Data about app and page elements
++++++

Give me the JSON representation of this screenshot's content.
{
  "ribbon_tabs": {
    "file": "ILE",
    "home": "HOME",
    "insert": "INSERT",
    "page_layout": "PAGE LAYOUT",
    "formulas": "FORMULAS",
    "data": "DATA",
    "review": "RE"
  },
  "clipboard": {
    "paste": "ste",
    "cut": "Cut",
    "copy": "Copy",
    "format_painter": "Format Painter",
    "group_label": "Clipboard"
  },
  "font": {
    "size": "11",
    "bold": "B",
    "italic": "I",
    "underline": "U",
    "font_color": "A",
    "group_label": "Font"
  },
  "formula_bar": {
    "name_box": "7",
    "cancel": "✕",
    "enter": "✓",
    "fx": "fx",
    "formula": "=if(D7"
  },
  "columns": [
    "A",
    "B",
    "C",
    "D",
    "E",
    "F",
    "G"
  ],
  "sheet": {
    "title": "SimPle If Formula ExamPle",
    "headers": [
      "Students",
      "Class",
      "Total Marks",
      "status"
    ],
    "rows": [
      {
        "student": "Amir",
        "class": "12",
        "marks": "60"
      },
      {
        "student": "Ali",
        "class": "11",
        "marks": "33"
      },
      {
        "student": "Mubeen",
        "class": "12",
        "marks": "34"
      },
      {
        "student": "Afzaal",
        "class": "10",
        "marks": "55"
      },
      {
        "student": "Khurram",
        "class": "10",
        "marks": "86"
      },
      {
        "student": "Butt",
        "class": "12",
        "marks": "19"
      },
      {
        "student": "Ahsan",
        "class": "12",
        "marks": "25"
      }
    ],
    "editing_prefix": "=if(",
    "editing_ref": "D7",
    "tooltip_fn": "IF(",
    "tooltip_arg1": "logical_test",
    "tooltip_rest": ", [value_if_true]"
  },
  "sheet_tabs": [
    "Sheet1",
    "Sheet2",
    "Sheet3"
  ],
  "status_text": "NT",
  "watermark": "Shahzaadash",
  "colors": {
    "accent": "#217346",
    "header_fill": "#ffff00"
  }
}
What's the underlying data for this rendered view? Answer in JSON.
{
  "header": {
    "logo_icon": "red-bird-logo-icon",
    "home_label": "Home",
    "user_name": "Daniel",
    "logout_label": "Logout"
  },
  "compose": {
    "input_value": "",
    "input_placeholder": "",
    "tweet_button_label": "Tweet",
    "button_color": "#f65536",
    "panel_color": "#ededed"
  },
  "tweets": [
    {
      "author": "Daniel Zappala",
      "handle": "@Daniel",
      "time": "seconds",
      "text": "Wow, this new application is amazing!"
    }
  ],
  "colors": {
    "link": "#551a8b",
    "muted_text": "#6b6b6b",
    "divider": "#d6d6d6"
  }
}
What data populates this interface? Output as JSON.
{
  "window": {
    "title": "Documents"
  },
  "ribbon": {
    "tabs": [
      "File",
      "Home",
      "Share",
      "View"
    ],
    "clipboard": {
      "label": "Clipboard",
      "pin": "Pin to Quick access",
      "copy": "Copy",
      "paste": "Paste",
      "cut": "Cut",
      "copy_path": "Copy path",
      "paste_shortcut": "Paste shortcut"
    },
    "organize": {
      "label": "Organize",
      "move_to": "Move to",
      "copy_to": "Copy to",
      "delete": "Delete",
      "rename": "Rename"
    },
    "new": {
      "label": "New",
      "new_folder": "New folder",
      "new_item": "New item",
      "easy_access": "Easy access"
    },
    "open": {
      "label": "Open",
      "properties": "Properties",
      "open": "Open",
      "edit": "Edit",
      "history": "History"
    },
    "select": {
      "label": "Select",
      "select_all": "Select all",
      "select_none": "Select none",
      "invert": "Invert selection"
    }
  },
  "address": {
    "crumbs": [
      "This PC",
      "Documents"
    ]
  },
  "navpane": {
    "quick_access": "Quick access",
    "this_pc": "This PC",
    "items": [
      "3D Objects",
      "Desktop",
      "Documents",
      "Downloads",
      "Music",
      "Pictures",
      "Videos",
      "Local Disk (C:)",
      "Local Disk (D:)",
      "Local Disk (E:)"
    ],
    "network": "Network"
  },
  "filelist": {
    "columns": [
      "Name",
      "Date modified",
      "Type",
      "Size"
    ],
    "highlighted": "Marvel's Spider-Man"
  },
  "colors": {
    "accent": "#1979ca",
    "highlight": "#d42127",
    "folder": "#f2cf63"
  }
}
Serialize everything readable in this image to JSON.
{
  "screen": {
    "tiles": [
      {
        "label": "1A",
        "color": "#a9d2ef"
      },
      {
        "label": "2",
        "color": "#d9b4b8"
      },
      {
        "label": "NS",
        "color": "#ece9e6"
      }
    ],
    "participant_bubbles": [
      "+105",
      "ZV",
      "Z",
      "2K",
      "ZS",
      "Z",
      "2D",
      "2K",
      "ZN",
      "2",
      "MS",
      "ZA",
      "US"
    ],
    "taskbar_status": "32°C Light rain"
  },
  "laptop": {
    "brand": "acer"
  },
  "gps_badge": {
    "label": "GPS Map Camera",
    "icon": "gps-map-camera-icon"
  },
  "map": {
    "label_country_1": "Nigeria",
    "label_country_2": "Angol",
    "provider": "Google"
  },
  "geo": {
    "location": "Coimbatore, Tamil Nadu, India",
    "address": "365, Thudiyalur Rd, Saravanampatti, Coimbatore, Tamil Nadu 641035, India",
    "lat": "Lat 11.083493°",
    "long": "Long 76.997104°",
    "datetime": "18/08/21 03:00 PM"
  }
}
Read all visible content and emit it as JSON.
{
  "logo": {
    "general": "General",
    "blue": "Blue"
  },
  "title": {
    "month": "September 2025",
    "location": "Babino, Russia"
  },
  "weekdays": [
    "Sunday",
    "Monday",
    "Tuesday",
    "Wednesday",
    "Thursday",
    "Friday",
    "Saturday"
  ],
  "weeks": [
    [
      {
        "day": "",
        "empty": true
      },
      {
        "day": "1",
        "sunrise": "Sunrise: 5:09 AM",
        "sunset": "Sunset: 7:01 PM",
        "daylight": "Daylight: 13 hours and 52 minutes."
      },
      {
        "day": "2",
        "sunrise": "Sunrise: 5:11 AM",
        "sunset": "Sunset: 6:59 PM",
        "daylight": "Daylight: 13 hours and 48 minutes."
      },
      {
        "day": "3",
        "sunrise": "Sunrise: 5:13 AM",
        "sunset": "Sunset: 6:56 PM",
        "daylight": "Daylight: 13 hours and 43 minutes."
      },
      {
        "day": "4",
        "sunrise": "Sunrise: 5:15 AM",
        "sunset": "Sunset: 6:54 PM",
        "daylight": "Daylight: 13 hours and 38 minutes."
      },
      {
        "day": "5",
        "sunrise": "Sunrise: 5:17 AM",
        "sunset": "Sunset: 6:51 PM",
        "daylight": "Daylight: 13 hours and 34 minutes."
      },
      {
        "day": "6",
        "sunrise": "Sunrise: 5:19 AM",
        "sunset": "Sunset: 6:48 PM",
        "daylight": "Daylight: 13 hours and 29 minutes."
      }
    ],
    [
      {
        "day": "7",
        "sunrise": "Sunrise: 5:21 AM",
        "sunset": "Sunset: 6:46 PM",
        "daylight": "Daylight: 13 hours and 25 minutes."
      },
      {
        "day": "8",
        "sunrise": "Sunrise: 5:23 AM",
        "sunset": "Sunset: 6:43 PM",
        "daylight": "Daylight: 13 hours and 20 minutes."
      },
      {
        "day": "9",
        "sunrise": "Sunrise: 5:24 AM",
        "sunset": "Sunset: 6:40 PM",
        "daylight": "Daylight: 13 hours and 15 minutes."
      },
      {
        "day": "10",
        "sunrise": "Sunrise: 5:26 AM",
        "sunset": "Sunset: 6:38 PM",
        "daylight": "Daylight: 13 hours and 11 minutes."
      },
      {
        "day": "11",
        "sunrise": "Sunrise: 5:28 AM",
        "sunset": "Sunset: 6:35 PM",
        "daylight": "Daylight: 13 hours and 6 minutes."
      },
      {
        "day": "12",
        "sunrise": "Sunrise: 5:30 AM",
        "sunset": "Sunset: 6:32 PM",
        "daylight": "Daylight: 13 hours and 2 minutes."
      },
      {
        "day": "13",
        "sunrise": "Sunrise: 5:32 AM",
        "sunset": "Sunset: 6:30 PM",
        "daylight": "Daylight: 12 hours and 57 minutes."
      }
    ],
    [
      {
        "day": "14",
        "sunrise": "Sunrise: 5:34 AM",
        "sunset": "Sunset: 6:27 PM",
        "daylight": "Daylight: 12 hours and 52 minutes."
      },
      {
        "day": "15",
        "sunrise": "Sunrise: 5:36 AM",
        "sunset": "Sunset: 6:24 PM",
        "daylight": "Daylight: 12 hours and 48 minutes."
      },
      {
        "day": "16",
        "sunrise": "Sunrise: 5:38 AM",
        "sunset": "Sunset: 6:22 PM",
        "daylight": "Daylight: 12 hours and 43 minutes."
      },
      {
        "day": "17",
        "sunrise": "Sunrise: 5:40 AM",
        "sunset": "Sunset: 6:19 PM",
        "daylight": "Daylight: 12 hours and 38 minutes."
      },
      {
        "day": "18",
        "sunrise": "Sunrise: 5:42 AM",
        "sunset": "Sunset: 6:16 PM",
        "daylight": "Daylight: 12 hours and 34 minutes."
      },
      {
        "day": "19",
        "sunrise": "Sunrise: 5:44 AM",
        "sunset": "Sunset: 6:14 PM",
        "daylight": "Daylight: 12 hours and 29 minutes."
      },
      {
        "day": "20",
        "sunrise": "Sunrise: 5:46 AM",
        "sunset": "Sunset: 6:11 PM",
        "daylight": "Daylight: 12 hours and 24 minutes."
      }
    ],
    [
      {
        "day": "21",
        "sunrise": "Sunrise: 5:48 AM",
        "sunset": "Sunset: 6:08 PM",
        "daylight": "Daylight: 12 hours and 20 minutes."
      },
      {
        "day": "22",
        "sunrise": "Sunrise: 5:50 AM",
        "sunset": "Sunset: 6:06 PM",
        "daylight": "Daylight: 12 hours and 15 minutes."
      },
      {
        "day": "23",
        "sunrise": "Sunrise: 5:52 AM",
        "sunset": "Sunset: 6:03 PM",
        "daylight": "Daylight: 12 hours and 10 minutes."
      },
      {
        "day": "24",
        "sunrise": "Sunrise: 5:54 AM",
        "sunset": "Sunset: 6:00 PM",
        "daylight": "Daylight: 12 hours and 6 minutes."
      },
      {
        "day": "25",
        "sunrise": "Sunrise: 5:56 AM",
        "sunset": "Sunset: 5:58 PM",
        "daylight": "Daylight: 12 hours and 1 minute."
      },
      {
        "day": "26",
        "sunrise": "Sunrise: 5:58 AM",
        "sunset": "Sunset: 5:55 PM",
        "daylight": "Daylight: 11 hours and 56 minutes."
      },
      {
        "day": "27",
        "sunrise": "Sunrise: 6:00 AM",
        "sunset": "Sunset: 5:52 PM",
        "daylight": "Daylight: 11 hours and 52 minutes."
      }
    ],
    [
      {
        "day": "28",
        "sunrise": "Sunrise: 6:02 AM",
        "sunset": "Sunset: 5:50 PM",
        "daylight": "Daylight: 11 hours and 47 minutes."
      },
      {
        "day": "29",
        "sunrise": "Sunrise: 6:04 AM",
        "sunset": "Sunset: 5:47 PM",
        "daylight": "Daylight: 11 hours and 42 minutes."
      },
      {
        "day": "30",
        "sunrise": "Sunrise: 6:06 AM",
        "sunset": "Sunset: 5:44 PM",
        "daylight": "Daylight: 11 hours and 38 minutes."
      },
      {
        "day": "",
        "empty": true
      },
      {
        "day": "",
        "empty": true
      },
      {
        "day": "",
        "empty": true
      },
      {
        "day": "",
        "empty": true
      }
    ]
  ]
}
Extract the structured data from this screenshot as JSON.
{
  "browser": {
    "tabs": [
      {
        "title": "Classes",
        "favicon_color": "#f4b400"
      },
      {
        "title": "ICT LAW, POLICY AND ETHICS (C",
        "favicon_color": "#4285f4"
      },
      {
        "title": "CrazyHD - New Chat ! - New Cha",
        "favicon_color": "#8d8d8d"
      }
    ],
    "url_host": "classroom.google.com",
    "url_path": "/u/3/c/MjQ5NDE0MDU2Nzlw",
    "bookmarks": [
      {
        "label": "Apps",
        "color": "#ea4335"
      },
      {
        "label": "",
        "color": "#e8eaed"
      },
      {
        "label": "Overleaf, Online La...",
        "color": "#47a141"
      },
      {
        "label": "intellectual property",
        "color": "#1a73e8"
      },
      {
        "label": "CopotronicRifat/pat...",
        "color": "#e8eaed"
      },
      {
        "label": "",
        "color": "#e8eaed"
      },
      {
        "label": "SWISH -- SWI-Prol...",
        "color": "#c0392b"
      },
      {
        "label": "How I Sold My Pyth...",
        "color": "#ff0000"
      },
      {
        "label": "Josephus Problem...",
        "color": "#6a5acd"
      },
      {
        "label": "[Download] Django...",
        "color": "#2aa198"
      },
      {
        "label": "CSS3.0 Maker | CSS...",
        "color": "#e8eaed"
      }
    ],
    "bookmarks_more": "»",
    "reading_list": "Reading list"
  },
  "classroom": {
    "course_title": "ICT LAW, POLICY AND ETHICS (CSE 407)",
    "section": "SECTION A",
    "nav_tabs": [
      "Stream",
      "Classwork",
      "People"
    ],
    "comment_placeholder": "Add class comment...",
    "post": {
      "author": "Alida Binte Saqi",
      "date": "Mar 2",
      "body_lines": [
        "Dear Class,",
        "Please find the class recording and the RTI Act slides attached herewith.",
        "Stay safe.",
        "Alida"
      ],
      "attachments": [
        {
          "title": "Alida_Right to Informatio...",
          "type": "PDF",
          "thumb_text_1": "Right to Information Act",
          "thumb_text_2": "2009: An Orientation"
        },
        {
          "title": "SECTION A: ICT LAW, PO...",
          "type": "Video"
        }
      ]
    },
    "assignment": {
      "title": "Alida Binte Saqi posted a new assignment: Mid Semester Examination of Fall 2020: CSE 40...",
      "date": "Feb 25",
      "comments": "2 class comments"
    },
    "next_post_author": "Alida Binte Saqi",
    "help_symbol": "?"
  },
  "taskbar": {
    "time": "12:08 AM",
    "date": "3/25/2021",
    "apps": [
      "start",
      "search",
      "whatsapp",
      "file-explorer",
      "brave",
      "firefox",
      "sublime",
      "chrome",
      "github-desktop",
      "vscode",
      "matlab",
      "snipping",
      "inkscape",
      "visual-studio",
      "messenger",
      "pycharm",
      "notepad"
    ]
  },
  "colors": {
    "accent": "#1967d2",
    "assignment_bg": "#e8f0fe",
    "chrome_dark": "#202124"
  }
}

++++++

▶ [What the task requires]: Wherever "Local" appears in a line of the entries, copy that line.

▶ [Your solution]:
      "Local Disk (C:)",
      "Local Disk (D:)",
      "Local Disk (E:)"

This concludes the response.